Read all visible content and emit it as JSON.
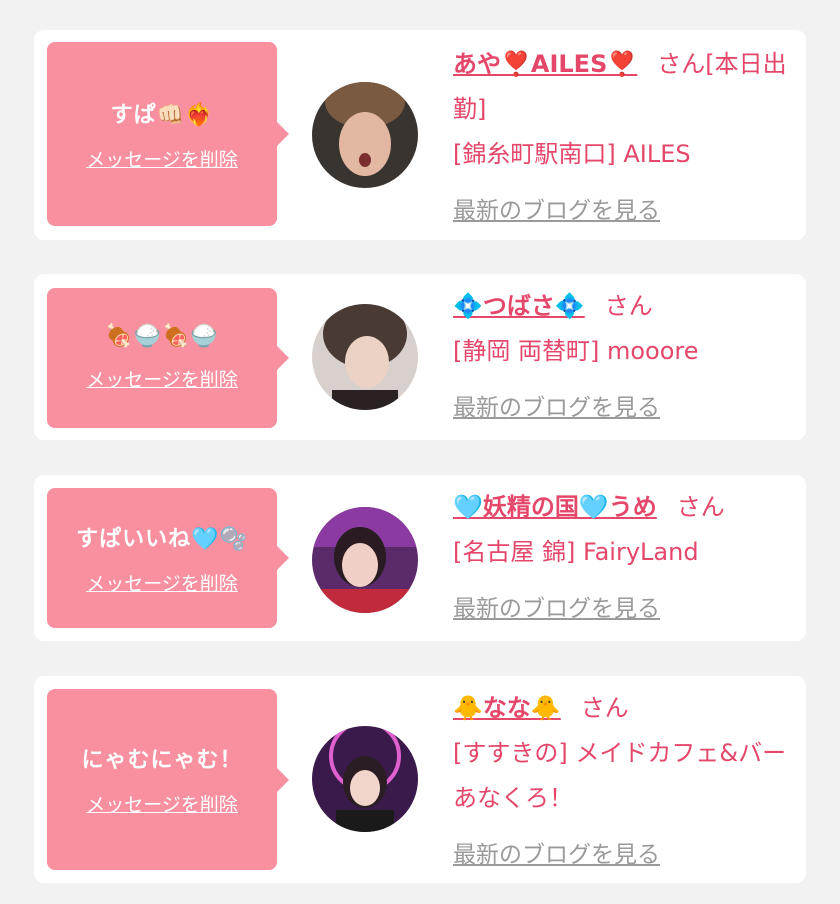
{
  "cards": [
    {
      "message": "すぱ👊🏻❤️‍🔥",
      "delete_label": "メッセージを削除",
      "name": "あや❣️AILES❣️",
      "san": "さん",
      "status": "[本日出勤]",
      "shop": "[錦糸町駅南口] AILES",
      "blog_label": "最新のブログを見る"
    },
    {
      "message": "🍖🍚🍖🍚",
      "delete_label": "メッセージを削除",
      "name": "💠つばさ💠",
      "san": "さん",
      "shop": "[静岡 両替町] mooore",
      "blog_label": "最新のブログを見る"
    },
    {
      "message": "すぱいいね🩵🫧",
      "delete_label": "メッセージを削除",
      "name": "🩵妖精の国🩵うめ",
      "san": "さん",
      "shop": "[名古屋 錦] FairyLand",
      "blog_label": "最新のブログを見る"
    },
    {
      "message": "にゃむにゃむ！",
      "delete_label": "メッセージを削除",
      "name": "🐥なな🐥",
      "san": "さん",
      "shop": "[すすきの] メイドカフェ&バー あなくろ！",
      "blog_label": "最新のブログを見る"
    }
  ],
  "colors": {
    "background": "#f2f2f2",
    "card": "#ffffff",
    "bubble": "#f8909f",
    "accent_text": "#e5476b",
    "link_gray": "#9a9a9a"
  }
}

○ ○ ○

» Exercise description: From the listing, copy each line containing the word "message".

» The answer:
      "message": "すぱ👊🏻❤️‍🔥",
      "message": "🍖🍚🍖🍚",
      "message": "すぱいいね🩵🫧",
      "message": "にゃむにゃむ！",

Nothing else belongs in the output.